Monday, December 28, 2009

Yet another CFL characteristic

We have addressed the issue of the toxicity of "Mercury Bulbs" (CFLs) in several posts. In meetings with many Electric utilities it was acknowledged that the CFL is considered a stop-gap solution until a better technology is available. In an "off the record" phone call with an EPA official we were told that CFLs were resulting in a "pending environmental disaster". Yes, we wrote it down and date and time stamped it.

Over the last few months Vu1 has been contacted by two major museums. One is a well known natural history museum and the other is a museum of art in a large U.S. city. One contact was from a Lighting Director and the other from the Associate Curator. Both expressed great interest in Vu1's ESL lighting as an "accurate and high quality" and "safe" lighting for exhibits and artwork. The museum of art brought to our attention the ultraviolet (UV) generated by CFL bulbs and their damaging effect on artwork. The museum cannot use CFLs due to the UV risk and they said they hated the light quality of LED bulbs. They are being mandated to install energy efficient lighting but feel they have no options with existing technologies.

We are hoping to be able to solve this dilemma for museums with the release of our first ESL reflector bulbs; in the meantime we started looking into the issue of UV. There are number of articles that have been written on the health impacts of CFLs for people that are UV sensitive. CFL lights should be recognized as “a potential risk factor in the aggravation of existing light-sensitive symptoms in some patients with diseases such as lupus, porphyrias, genophotodermatoses, actinic prurigo, chronic actinic dermatitis and solar urticaria”. European Commission – Directorate – General for Health and Consumers

Also interesting is the impact of UV light on plastics. Unfortunately, many light fixtures and lamp shades are made of - or incorporate- plastics. UV has a tendency to attack plastic. There is an excellent article entitled “UV Properties of Plastics: Transmission & Resistance” written by Zeus Industrial Products. This article highlights how -

“All types of UV can cause a photochemical effect within the polymer structure, which can be either a benefit or lead to degradation of some sort to the material. Note that compared to our skin, the higher energy UVC is more likely to affect plastics. The main visible effects are a chalky appearance and a color shift on the surface of the material, and the component surface becomes brittle.”

The result can be as pictured below. The lamp shade in this picture was a premium priced shade that had been enclosing a CFL bulb for 24 months. The plastic liner of the shade became discolored, brittle and then essentially shattered. Stay tuned for many more damaged fixtures and lamp shades as the use of CFLs become more common.

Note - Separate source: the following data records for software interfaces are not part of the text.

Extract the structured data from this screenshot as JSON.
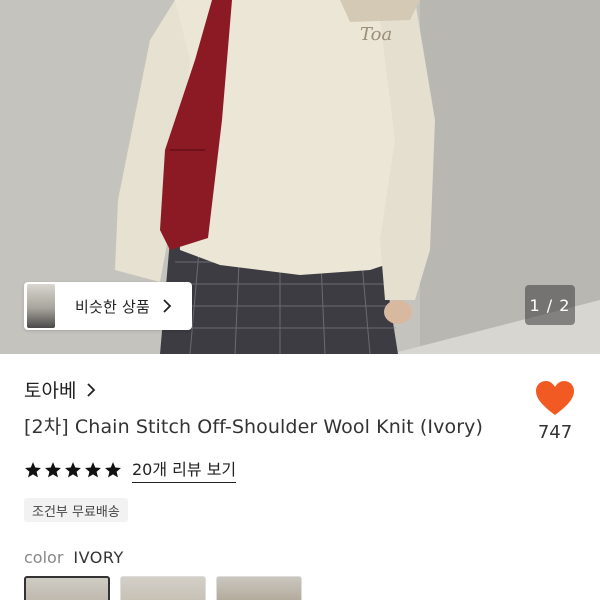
{
  "hero": {
    "similar_label": "비슷한 상품",
    "pager": "1 / 2"
  },
  "product": {
    "brand": "토아베",
    "title": "[2차] Chain Stitch Off-Shoulder Wool Knit (Ivory)",
    "like_count": "747",
    "rating_stars": 5,
    "review_link": "20개 리뷰 보기",
    "shipping_badge": "조건부 무료배송",
    "color_label": "color",
    "color_value": "IVORY",
    "embroidery_text": "Toa"
  },
  "colors": {
    "heart": "#f15a22",
    "star": "#111111",
    "skirt": "#3c3c42",
    "sweater": "#ebe6d6",
    "bag": "#8c1a24"
  },
  "icons": [
    "chevron-right-icon",
    "heart-icon",
    "star-icon"
  ]
}
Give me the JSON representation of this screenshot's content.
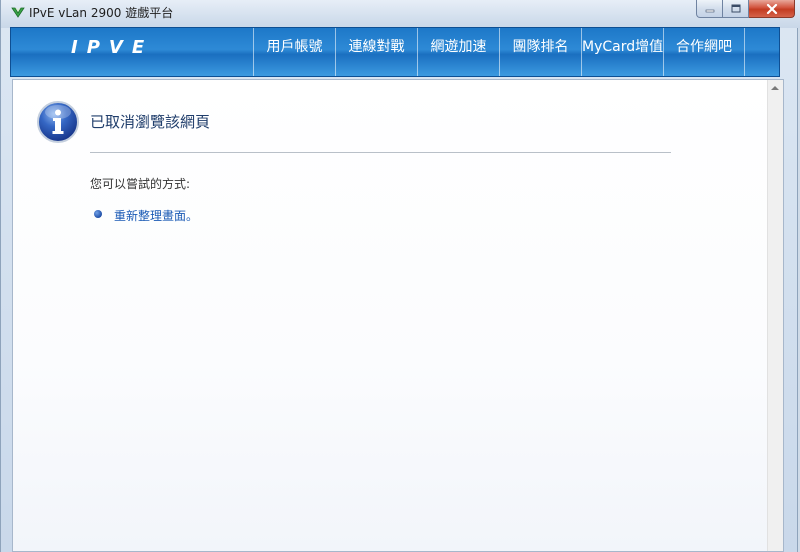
{
  "window": {
    "title": "IPvE vLan 2900 遊戲平台"
  },
  "nav": {
    "logo_text": "IPVE",
    "tabs": [
      {
        "label": "用戶帳號"
      },
      {
        "label": "連線對戰"
      },
      {
        "label": "網遊加速"
      },
      {
        "label": "團隊排名"
      },
      {
        "label": "MyCard增值"
      },
      {
        "label": "合作網吧"
      }
    ]
  },
  "page": {
    "heading": "已取消瀏覽該網頁",
    "try_label": "您可以嘗試的方式:",
    "refresh_link": "重新整理畫面",
    "refresh_suffix": "。"
  },
  "icons": {
    "app": "app-icon",
    "info": "info-icon",
    "minimize": "minimize-icon",
    "maximize": "maximize-icon",
    "close": "close-icon"
  },
  "colors": {
    "nav_blue": "#1d78c8",
    "link_blue": "#1b5bb5",
    "close_red": "#c33c22"
  }
}
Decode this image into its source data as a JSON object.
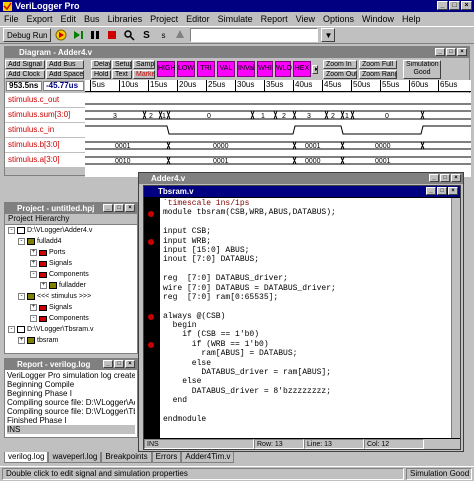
{
  "app": {
    "title": "VeriLogger Pro",
    "menu": [
      "File",
      "Export",
      "Edit",
      "Bus",
      "Libraries",
      "Project",
      "Editor",
      "Simulate",
      "Report",
      "View",
      "Options",
      "Window",
      "Help"
    ]
  },
  "toolbar": {
    "debug_run": "Debug Run",
    "s_label": "S"
  },
  "diagram": {
    "title": "Diagram - Adder4.v",
    "buttons": {
      "add_signal": "Add Signal",
      "add_bus": "Add Bus",
      "add_clock": "Add Clock",
      "add_spacer": "Add Spacer",
      "delay": "Delay",
      "setup": "Setup",
      "sample": "Sample",
      "hold": "Hold",
      "text": "Text",
      "marker": "Marker",
      "zoom_in": "Zoom In",
      "zoom_full": "Zoom Full",
      "zoom_out": "Zoom Out",
      "zoom_range": "Zoom Range",
      "sim_status": "Simulation Good"
    },
    "pattern_buttons": [
      "HIGH",
      "LOW",
      "TRI",
      "VAL",
      "INVal",
      "WHI",
      "WLO",
      "HEX"
    ],
    "cursor_time": "953.5ns",
    "delta_time": "-45.77us",
    "ruler_ticks": [
      "5us",
      "10us",
      "15us",
      "20us",
      "25us",
      "30us",
      "35us",
      "40us",
      "45us",
      "50us",
      "55us",
      "60us",
      "65us"
    ],
    "signals": [
      {
        "name": "stimulus.c_out"
      },
      {
        "name": "stimulus.sum[3:0]",
        "values": [
          "3",
          "2",
          "1",
          "0",
          "1",
          "2",
          "3",
          "2",
          "1",
          "1",
          "0"
        ]
      },
      {
        "name": "stimulus.c_in"
      },
      {
        "name": "stimulus.b[3:0]",
        "values": [
          "0001",
          "0000",
          "0001",
          "0000"
        ]
      },
      {
        "name": "stimulus.a[3:0]",
        "values": [
          "0010",
          "0001",
          "0000",
          "0001"
        ]
      }
    ]
  },
  "project": {
    "title": "Project - untitled.hpj",
    "header": "Project Hierarchy",
    "tree": [
      {
        "label": "D:\\VLogger\\Adder4.v",
        "indent": 0,
        "exp": "-"
      },
      {
        "label": "fulladd4",
        "indent": 1,
        "exp": "-"
      },
      {
        "label": "Ports",
        "indent": 2,
        "exp": "+"
      },
      {
        "label": "Signals",
        "indent": 2,
        "exp": "+"
      },
      {
        "label": "Components",
        "indent": 2,
        "exp": "-"
      },
      {
        "label": "fulladder",
        "indent": 3,
        "exp": "+"
      },
      {
        "label": "<<< stimulus >>>",
        "indent": 1,
        "exp": "-"
      },
      {
        "label": "Signals",
        "indent": 2,
        "exp": "+"
      },
      {
        "label": "Components",
        "indent": 2,
        "exp": "-"
      },
      {
        "label": "D:\\VLogger\\Tbsram.v",
        "indent": 0,
        "exp": "-"
      },
      {
        "label": "tbsram",
        "indent": 1,
        "exp": "+"
      }
    ]
  },
  "report": {
    "title": "Report - verilog.log",
    "lines": [
      "VeriLogger Pro simulation log created",
      "Beginning Compile",
      "Beginning Phase I",
      "Compiling source file: D:\\VLogger\\Adder4",
      "Compiling source file: D:\\VLogger\\Tbsram",
      "Finished Phase I",
      "INS"
    ]
  },
  "tabs": [
    "verilog.log",
    "waveperl.log",
    "Breakpoints",
    "Errors",
    "Adder4Tim.v"
  ],
  "status": {
    "message": "Double click to edit signal and simulation properties",
    "right": "Simulation Good"
  },
  "editor_outer": {
    "title": "Adder4.v"
  },
  "editor": {
    "title": "Tbsram.v",
    "lines": [
      "`timescale 1ns/1ps",
      "module tbsram(CSB,WRB,ABUS,DATABUS);",
      "",
      "input CSB;",
      "input WRB;",
      "input [15:0] ABUS;",
      "inout [7:0] DATABUS;",
      "",
      "reg  [7:0] DATABUS_driver;",
      "wire [7:0] DATABUS = DATABUS_driver;",
      "reg  [7:0] ram[0:65535];",
      "",
      "always @(CSB)",
      "  begin",
      "    if (CSB == 1'b0)",
      "      if (WRB == 1'b0)",
      "        ram[ABUS] = DATABUS;",
      "      else",
      "        DATABUS_driver = ram[ABUS];",
      "    else",
      "      DATABUS_driver = 8'bzzzzzzzz;",
      "  end",
      "",
      "endmodule",
      ""
    ],
    "status_ins": "INS",
    "status_row": "Row: 13",
    "status_line": "Line: 13",
    "status_col": "Col: 12"
  },
  "colors": {
    "title_active": "#000080",
    "title_inactive": "#808080",
    "pattern_button": "#ff00ff",
    "signal_name": "#cc0000",
    "breakpoint": "#cc0000",
    "keyword": "#0000cc"
  }
}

Lastly, we were at a friend’s home on Christmas Eve. Their 8 year old came running into the kitchen exclaiming that “something is burning and smoking by the Christmas tree”. We all ran into the room and were taken aback to find that the burning and smoking was coming from a spiral CFL bulb that had just died a painful death in the table lamp next to the Christmas tree.